Korea is facing mounting economic challenges. Productivity growth has been on a trend decline amid demographic headwinds, while the societal demand for inclusive growth has been on a steep rise. Furthermore, the government-led unbalanced growth model—which served Korea well in the past—has become less effective and politically palatable in recent years. As such, Korea needs a major paradigm shift to embark on a new sustainable and inclusive growth path. But policy response has been modest at best with no major reforms being implemented over the past two decades. We propose a paradigm shift in Korea’s economic framework, involving a simultaneous big push for greater economic freedom and stronger social protection within the parameters set by long-run fiscal sustainability. We also provide a detailed account of structural reforms to boost economic freedom and sustainable funding plans for stronger social protection.
International Monetary Fund. Western Hemisphere Dept.

This 2016 Article IV Consultation highlights that the real output of Honduras in 2015 grew at 3.6 percent, slightly higher than projected. From the demand side, growth was supported by the recovery in private consumption-which responded positively to a reduction in gasoline prices and strong remittances inflows-and a boost in investment. On the supply side, the recovery in manufacturing and agriculture supported greater activity. The outlook for 2016 remains favorable.

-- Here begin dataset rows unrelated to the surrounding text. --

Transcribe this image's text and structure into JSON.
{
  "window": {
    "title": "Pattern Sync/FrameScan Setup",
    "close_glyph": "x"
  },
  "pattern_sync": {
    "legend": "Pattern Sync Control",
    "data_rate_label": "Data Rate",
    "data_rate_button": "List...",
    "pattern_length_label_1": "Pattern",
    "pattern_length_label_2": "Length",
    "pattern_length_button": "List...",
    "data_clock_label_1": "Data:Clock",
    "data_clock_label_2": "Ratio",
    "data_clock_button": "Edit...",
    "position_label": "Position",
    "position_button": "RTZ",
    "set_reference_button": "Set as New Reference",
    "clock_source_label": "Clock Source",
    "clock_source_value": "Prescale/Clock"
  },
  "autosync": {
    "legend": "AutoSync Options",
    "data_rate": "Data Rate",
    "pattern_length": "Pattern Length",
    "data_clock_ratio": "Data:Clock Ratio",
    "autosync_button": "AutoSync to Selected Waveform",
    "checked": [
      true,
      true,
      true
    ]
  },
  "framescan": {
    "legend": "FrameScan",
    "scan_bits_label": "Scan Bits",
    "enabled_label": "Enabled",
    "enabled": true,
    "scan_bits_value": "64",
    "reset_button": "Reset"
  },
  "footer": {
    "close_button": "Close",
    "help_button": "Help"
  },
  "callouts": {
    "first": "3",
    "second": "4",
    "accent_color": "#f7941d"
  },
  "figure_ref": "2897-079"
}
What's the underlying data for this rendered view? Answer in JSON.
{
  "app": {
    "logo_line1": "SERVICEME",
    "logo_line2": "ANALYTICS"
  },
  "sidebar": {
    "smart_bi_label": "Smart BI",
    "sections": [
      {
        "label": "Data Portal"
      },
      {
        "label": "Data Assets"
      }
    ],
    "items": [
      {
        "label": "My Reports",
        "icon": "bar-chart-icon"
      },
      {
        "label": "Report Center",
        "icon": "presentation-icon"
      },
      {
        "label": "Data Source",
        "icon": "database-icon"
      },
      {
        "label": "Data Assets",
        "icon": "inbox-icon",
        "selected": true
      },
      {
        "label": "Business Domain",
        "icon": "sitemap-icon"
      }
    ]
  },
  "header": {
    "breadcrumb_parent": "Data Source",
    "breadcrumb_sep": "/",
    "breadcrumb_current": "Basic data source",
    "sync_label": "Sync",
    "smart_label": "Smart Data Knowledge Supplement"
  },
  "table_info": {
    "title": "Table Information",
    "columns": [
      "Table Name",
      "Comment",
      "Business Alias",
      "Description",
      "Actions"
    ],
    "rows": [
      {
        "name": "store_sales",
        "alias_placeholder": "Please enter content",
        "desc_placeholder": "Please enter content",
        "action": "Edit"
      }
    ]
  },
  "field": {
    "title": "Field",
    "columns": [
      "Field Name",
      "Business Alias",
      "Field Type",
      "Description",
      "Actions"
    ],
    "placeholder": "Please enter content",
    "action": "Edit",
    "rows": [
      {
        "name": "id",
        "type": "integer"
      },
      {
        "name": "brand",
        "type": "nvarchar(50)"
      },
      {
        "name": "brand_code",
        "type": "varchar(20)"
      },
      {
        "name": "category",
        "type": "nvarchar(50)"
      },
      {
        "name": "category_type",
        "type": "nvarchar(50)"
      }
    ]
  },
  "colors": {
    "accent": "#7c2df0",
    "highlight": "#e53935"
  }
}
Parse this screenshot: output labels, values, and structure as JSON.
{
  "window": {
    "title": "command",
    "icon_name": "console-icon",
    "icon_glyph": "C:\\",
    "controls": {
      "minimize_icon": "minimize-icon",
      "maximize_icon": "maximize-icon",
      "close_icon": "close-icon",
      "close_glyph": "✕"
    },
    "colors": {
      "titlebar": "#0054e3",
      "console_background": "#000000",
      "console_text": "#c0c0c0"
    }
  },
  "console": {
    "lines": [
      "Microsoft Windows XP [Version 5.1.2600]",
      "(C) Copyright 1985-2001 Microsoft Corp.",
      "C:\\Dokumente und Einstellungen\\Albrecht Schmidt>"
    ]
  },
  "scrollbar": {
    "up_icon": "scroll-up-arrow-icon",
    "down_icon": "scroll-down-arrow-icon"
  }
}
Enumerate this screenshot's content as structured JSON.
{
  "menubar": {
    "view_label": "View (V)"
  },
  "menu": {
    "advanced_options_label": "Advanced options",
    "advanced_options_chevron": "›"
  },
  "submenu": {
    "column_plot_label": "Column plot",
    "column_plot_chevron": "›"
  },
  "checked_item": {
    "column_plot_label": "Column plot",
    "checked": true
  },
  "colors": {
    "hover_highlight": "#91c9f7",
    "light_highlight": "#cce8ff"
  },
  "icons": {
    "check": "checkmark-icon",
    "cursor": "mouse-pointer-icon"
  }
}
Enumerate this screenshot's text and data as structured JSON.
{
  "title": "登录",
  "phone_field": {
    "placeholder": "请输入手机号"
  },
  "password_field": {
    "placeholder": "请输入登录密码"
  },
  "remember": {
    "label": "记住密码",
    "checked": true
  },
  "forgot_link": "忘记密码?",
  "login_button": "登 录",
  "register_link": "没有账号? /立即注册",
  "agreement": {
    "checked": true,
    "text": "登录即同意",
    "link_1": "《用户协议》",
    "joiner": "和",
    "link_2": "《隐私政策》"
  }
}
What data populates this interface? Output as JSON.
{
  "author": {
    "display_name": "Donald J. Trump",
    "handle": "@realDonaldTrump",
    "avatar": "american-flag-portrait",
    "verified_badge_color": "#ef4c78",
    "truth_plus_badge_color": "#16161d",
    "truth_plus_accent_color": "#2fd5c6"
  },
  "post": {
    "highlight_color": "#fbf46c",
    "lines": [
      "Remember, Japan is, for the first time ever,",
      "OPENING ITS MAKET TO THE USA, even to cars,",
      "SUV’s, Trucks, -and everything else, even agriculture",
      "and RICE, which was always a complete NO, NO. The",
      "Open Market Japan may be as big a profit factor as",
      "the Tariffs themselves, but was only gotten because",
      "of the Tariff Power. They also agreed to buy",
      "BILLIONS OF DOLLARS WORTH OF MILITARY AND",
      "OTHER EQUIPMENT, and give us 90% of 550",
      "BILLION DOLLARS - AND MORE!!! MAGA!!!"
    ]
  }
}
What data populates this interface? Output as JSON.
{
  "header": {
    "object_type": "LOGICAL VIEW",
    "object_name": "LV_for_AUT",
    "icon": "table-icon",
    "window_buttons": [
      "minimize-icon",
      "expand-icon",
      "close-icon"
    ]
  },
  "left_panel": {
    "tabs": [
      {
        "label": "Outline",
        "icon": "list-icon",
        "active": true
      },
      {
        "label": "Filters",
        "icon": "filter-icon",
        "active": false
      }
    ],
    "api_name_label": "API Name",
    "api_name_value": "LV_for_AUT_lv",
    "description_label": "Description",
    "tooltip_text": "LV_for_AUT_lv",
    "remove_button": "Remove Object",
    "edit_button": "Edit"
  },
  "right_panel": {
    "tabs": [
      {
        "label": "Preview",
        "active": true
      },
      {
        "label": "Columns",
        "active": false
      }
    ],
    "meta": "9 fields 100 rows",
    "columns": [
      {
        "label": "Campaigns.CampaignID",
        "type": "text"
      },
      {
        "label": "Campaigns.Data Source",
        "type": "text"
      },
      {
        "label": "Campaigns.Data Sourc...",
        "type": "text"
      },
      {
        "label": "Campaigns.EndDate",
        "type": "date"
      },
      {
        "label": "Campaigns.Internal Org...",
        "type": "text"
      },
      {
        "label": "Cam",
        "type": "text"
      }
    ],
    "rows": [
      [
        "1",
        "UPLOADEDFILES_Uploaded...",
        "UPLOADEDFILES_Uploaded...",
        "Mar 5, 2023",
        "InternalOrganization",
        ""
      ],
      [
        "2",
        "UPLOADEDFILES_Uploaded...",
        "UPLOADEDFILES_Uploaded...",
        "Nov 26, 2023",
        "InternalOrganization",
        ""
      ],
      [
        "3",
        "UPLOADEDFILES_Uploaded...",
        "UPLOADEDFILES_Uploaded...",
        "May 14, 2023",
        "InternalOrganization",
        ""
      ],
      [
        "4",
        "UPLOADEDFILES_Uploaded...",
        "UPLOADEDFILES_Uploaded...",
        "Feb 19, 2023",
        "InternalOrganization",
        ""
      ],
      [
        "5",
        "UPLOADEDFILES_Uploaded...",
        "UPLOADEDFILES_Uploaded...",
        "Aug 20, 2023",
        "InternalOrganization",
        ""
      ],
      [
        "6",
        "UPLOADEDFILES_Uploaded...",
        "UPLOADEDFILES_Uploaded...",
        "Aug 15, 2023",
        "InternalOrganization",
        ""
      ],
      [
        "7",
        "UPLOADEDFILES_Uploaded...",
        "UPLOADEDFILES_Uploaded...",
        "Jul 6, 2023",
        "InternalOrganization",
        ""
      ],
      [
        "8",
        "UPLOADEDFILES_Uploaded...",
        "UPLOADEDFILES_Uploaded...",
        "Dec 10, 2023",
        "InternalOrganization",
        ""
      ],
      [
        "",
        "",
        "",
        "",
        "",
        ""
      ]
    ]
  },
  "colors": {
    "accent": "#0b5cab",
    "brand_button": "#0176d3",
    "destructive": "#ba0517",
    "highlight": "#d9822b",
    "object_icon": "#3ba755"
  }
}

Real GDP through the second quarter of 2016 grew by 4.1 percent (year over year) broadly consistent with IMF staff projection of 3.6 percent for 2016. This projected growth performance is supported by scaled up public infrastructure investment and a supportive monetary policy stance.

International Monetary Fund
Management has received a request from the Argentine authorities to publish documents on economic developments in the country prepared by Fund staff for informal Board briefings in 2013–15. The Argentine authorities see publication of these papers as part of their commitment to transparency and accountability in their operations. The documents were prepared pursuant to the Fund’s policy on excessive delays in the completion of Article IV consultations and mandatory financial stability assessments, which requires that staff informally brief Executive Directors every 12 months on the economic developments and policies of relevant members. The objectives of the policy are to promote re-engagement with members with excessively delayed consultations, and to share information with the Board to help it fulfill its surveillance function. Under current policy, the briefing documents are not published. Instead, a short factual statement is issued in a press release, noting that the Board was given an informal staff briefing on the member’s economy based on available information. Under the policy, the Fund decided against publication of the briefing documents since it was considered that publication could expose the Fund to a significant reputational risk if the analysis set out in the documents missed key vulnerabilities due to large information gaps created by the lack of consultation with the member. Also, outside audiences may not appreciate that the documents represent the views of staff, not the views of the Board, and do not constitute an Article IV consultation. A further concern was that publication could reduce the pressure on members to proceed with an Article IV consultation. In light of the current policy, any publication of these documents would require a change in policy approved by the Executive Board